Rome: Two Syrian girls, one of them an eight-month-old baby, are among up to six people who died when a boat carrying would-be migrants to Europe capsized off Libya yesterday, rescuers said.
Five bodies were recovered and one passenger was missing, presumed drowned, following the yesterday's capsize.
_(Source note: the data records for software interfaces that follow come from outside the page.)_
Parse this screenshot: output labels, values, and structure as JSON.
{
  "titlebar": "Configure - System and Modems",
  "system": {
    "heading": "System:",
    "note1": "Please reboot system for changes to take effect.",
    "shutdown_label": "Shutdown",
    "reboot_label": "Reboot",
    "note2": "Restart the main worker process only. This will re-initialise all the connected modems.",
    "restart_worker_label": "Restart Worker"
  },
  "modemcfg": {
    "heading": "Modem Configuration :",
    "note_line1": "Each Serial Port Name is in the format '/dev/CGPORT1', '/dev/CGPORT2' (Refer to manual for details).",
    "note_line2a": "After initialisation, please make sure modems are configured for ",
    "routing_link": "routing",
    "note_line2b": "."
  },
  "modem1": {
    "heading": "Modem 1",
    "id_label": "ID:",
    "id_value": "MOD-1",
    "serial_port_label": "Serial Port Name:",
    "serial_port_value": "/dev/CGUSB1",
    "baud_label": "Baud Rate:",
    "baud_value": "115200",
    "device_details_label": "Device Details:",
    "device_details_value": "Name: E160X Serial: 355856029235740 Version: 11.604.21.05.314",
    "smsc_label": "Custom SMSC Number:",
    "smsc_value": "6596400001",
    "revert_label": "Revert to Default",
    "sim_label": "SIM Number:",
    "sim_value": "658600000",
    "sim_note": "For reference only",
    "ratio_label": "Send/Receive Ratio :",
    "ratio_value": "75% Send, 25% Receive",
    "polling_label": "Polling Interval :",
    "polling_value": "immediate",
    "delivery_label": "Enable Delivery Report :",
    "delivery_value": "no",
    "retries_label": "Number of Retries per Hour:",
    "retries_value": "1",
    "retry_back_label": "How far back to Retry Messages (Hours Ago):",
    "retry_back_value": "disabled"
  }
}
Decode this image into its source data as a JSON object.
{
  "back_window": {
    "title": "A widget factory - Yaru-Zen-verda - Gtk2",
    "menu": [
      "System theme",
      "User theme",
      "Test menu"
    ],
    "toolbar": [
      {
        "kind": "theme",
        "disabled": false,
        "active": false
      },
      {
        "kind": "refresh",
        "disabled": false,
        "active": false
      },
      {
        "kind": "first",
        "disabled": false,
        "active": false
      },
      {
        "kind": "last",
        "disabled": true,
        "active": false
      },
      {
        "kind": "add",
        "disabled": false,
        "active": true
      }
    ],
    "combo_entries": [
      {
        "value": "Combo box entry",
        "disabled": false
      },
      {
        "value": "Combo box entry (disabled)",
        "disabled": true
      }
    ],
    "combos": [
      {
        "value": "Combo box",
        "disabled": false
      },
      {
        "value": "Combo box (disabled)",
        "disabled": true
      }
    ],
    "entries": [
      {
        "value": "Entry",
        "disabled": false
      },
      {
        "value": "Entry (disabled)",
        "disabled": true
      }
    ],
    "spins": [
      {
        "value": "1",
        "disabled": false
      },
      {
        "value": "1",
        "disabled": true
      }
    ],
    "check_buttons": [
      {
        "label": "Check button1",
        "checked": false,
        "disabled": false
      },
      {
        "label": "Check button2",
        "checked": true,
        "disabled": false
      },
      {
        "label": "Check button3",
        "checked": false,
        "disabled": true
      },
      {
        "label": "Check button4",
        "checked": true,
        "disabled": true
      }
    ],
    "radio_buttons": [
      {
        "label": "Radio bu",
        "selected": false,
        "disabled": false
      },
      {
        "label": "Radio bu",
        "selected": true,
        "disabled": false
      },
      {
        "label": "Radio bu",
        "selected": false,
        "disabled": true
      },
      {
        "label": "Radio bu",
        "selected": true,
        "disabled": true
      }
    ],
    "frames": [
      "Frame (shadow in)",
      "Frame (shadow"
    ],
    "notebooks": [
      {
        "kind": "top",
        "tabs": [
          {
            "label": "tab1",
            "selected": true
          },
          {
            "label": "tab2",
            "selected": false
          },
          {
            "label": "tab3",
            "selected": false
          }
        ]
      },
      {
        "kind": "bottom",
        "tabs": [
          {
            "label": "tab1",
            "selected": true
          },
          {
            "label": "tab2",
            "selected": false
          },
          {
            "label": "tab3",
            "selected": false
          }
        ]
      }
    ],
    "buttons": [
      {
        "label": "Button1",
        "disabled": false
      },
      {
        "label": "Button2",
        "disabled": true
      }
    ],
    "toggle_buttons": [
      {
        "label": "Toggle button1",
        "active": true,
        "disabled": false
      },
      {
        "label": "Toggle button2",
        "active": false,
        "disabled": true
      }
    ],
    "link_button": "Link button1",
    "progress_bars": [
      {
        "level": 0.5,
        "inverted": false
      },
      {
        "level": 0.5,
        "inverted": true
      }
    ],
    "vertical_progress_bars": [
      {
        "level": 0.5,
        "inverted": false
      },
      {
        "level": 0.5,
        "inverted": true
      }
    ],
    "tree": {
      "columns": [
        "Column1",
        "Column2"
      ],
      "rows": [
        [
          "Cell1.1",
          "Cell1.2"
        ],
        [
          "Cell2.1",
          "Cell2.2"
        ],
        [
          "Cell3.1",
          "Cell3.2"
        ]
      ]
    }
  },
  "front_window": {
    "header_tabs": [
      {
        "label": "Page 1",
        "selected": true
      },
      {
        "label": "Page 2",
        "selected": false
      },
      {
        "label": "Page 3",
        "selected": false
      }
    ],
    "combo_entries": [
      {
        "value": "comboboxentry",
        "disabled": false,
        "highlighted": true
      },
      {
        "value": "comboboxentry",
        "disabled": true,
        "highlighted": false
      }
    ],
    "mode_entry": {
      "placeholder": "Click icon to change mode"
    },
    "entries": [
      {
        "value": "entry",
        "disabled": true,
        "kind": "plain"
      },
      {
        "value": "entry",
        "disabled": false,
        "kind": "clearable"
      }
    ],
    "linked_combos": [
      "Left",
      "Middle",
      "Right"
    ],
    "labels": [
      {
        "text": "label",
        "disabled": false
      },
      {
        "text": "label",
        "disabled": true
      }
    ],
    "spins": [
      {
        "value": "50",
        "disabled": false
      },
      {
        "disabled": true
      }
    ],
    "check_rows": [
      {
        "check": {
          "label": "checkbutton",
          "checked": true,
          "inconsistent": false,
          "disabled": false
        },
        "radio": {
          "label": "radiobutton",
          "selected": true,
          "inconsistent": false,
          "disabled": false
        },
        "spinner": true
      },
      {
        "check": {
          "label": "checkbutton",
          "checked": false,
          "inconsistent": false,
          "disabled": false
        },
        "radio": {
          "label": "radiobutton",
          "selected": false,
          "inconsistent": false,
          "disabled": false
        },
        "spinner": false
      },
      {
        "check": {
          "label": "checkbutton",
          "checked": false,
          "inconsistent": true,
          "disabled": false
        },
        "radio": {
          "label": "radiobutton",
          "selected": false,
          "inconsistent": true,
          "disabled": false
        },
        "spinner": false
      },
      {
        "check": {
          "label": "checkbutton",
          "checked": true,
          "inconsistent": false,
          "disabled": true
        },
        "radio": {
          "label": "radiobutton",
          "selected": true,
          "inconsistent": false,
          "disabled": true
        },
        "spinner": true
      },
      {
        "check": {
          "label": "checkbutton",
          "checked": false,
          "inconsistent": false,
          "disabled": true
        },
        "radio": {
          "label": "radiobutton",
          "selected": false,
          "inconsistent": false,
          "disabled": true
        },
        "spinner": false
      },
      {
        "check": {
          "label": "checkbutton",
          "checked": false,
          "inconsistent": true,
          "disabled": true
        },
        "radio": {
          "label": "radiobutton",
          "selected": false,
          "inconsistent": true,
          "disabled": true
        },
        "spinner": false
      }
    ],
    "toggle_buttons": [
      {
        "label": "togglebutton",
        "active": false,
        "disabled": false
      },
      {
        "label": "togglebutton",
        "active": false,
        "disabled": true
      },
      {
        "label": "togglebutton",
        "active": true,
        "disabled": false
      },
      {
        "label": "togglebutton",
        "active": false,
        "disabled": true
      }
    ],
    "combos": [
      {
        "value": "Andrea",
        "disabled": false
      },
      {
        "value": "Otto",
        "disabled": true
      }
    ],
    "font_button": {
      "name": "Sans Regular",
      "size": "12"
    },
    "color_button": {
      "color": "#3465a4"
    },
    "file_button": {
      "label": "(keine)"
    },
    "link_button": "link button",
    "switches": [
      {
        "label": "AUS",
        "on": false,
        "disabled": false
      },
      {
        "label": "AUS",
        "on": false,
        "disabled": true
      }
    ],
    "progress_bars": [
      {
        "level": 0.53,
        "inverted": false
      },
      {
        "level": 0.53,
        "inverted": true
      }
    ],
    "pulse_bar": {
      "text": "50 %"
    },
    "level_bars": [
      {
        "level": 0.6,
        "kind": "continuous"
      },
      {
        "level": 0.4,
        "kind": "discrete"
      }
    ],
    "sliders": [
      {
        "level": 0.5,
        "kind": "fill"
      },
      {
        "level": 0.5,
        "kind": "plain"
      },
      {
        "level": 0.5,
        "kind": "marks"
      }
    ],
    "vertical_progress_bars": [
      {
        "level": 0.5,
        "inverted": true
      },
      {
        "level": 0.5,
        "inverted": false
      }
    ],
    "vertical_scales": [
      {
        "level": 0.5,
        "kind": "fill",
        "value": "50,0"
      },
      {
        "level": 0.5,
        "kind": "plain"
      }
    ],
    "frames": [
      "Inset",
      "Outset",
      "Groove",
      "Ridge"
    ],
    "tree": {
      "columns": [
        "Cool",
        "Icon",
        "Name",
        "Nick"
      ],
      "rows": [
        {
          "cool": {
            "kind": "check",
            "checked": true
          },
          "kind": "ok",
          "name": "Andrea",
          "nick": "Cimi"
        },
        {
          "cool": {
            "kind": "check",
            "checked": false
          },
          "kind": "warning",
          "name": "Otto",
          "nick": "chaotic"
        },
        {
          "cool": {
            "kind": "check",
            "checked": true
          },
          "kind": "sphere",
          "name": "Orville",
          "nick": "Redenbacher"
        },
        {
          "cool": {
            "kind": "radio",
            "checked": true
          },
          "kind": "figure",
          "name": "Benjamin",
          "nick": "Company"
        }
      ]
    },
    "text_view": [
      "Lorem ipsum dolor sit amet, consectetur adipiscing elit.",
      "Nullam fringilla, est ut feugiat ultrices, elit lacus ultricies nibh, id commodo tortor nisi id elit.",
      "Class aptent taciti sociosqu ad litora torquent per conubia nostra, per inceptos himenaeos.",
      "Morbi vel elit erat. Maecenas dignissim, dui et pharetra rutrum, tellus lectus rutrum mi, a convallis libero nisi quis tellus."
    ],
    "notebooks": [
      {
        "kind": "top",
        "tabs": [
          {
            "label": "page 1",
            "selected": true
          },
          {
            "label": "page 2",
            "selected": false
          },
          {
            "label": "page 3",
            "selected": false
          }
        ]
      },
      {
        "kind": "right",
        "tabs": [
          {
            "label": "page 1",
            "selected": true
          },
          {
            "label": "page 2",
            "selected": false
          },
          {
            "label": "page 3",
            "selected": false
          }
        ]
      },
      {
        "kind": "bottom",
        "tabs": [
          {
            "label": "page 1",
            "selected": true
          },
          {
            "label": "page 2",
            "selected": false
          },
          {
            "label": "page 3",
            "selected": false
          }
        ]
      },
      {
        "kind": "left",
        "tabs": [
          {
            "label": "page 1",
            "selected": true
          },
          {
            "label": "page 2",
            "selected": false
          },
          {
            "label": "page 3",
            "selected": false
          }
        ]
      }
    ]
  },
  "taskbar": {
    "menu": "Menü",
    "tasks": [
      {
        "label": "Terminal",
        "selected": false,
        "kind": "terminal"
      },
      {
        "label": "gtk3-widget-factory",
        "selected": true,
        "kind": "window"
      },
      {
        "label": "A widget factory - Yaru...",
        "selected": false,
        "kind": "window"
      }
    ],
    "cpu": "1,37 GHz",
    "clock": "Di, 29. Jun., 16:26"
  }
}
Some of the 21 survivors told aid workers there had been 27 people from eight Syrian families on the boat.
The Phoenix, a rescue boat run by the Malta-based NGO Migrant Offshore Aid Station (MOAS) and the Italian Red Cross (CRI), recovered the corpses of two women, one man and the baby while the five-year-old's body was picked up by a fishing boat, the organisations said.
Details of the tragedy emerged as the world's attention has been re-focused on the crisis in Syria by this week's poignant pictures of the bloodied, dust-covered face of four-year-old Omran following the bombing of his home in the war-torn city of Aleppo.
MOAS co-founder Regina Catrambone said the latest deaths were a tragic reminder that hundreds of migrant children continue to perish at sea a year after toddler Aylan Kurdi's body was washed ashore on a Turkish beach last year.
"It is very sad and frustrating to witness the tragic loss of life at sea, especially that of such a young child," she said.
"It is time for the international community to come to terms with this reality and to implement safe and legal solutions for the most vulnerable among us to avail themselves of the rights and protections they are entitled to."
Children represent a growing proportion of the migrants trying to reach Europe by sea from Turkey and North Africa - 27 percent of all arrivals in the first six months of this year were minors, according to the UN refugee agency.
Italy's coastguard said the five deaths occurred on a day when they supervised the rescue of 534 people in 11 different operations off Libya.
Nearly 100,000 migrants have landed at Italian ports this year, roughly in line with the level of arrivals in the same period in 2015. Numbers arriving in Greece have dropped sharply since an EU-Turkey deal in March that is aimed at stemming the flow.
More than 3,000 people have died trying to reach Greece or Italy since the start of the year, a 50 percent rise on last year.
It is relatively rare for Syrians to try to reach Italy via Libya. Over 90 percent of the migrants arriving on Italian shores this year have come from sub-Saharan Africa.